Think that parade of 18-year-olds selectees might have enjoyed being on the receiving end of a stage hug and a peck from Alyssa or Carrie? You’d have sixth-round prospects flying in from Siberia just to be in the building. The draft would sell out (as a free event).
I can think of an outfit for entry draft hosting for Shania Twain that would draw a few more eyes to the TV.
Friday night Bettman would shake GMs’ hands and then shake them again an hour later when the same GMs returned to the stage. Steve Martin or Billy Crystal hosting the Oscars this was not.
Other (hottie) celebs ought to be brought in and accorded TV time. Hockey players disproportionately seem to attach themselves to fashion models and actresses and other attractive entertainers. It might have been fun, for instance, to have had Underwood interviewed in the middle of the first round and elicit from her an appraisal of how much she’s learned about hockey in recent seasons from attending Ottawa Senators’ games. The NHL isn’t bashful about including hockey-loving celebs at its Winter Classic; why not the draft as well?

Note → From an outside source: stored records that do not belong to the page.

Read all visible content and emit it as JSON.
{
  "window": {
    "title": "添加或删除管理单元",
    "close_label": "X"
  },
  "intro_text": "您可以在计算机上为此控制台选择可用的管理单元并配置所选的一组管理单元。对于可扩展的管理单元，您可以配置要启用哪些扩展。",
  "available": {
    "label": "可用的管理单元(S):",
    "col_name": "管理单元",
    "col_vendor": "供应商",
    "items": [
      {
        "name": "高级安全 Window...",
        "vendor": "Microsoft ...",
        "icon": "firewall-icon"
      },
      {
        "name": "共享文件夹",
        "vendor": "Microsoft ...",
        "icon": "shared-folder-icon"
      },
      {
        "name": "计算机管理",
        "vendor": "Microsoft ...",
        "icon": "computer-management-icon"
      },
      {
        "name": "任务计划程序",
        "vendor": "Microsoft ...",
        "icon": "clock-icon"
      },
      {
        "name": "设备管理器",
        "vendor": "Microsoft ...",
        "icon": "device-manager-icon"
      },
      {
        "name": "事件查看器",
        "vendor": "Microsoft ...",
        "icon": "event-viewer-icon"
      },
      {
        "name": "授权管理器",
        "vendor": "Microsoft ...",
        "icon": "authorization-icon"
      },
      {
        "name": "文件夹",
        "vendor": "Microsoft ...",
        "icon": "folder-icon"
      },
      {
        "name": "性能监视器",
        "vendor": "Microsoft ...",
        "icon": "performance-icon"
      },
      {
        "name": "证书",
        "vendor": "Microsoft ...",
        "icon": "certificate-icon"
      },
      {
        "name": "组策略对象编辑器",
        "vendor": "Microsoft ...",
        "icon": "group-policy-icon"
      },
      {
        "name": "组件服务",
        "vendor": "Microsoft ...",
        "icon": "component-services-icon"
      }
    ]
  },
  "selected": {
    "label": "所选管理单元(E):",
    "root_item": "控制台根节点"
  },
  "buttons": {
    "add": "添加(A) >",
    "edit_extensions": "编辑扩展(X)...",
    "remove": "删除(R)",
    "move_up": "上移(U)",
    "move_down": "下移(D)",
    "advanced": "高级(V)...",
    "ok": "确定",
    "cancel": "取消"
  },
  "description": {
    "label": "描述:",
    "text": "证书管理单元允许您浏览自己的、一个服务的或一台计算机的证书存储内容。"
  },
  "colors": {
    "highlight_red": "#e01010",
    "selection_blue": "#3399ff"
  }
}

I’ve traveled to attend a draft, and even in a year (2002) when the Capitals had a glut of high selections I found the event to be an energy sapping snorefest. There’s a whole lot of waiting around for something to happen (it’s like soccer in that regard), and if you’re seated in the upper deck by about minute seven between picks you want to hang yourself over the ledge. Go to one draft, you don’t ever need to attend another. But even watching it on TV has grown incredibly stale. Even bellicose histrionics from Pierre McGuire can’t save this event from itself.
There is great action at the draft, but fans — in the arena and watching at home — are necessarily walled off from it. I’m referring to the strategy table deliberations among a GM and his scouts. That’s the nitty-gritty grist of the draft, and that’s proprietary stuff, obviously, but I wonder if fans couldn’t be brought on the inside there to some small degree? A team’s GM and all its scouts have terrifically important work to conduct on the draft floor, but I wonder if a PR staffer for each team could be empowered to Tweet, in real time, something more than gossip but info less than that that would compromise a team’s standing?
We learned well after the draft telecast had concluded that the Caps were trying to trade up (fairly dramatically) to land the guy they most wanted in round one. What if Ross Mahoney had shared that info for Nate Ewell to relay on line just seconds after his GM walked off the draft stage? Nothing proprietary is being compromised in such a scenario.
This is a proposal positing an intrusion upon an inviolate feature of hockey culture; I’d have an easier time leaving the rink with Alyssa for a late-night tour of L.A. in her limo.